#### The problem:
Starting at the top line, return each entry word for word.

(Beginning of Supplied entries)

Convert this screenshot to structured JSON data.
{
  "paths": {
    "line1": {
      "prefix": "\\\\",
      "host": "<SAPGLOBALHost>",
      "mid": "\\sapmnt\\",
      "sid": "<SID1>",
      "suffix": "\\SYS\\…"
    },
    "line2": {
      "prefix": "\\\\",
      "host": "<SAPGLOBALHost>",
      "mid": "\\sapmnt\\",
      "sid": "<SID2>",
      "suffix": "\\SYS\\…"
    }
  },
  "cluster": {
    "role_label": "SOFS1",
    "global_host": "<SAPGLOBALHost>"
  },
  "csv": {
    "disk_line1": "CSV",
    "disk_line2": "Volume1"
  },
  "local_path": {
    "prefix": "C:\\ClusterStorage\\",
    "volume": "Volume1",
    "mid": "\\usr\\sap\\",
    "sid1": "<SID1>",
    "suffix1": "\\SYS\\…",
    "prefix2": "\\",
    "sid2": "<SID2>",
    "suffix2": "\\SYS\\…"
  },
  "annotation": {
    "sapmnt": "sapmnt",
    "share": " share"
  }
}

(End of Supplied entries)

#### Task output:
Convert this screenshot to structured JSON data.
{
  "paths": {
    "line1": {
      "prefix": "\\\\",
      "host": "<SAPGLOBALHost>",
      "mid": "\\sapmnt\\",
      "sid": "<SID1>",
      "suffix": "\\SYS\\…"
    },
    "line2": {
      "prefix": "\\\\",
      "host": "<SAPGLOBALHost>",
      "mid": "\\sapmnt\\",
      "sid": "<SID2>",
      "suffix": "\\SYS\\…"
    }
  },
  "cluster": {
    "role_label": "SOFS1",
    "global_host": "<SAPGLOBALHost>"
  },
  "csv": {
    "disk_line1": "CSV",
    "disk_line2": "Volume1"
  },
  "local_path": {
    "prefix": "C:\\ClusterStorage\\",
    "volume": "Volume1",
    "mid": "\\usr\\sap\\",
    "sid1": "<SID1>",
    "suffix1": "\\SYS\\…",
    "prefix2": "\\",
    "sid2": "<SID2>",
    "suffix2": "\\SYS\\…"
  },
  "annotation": {
    "sapmnt": "sapmnt",
    "share": " share"
  }
}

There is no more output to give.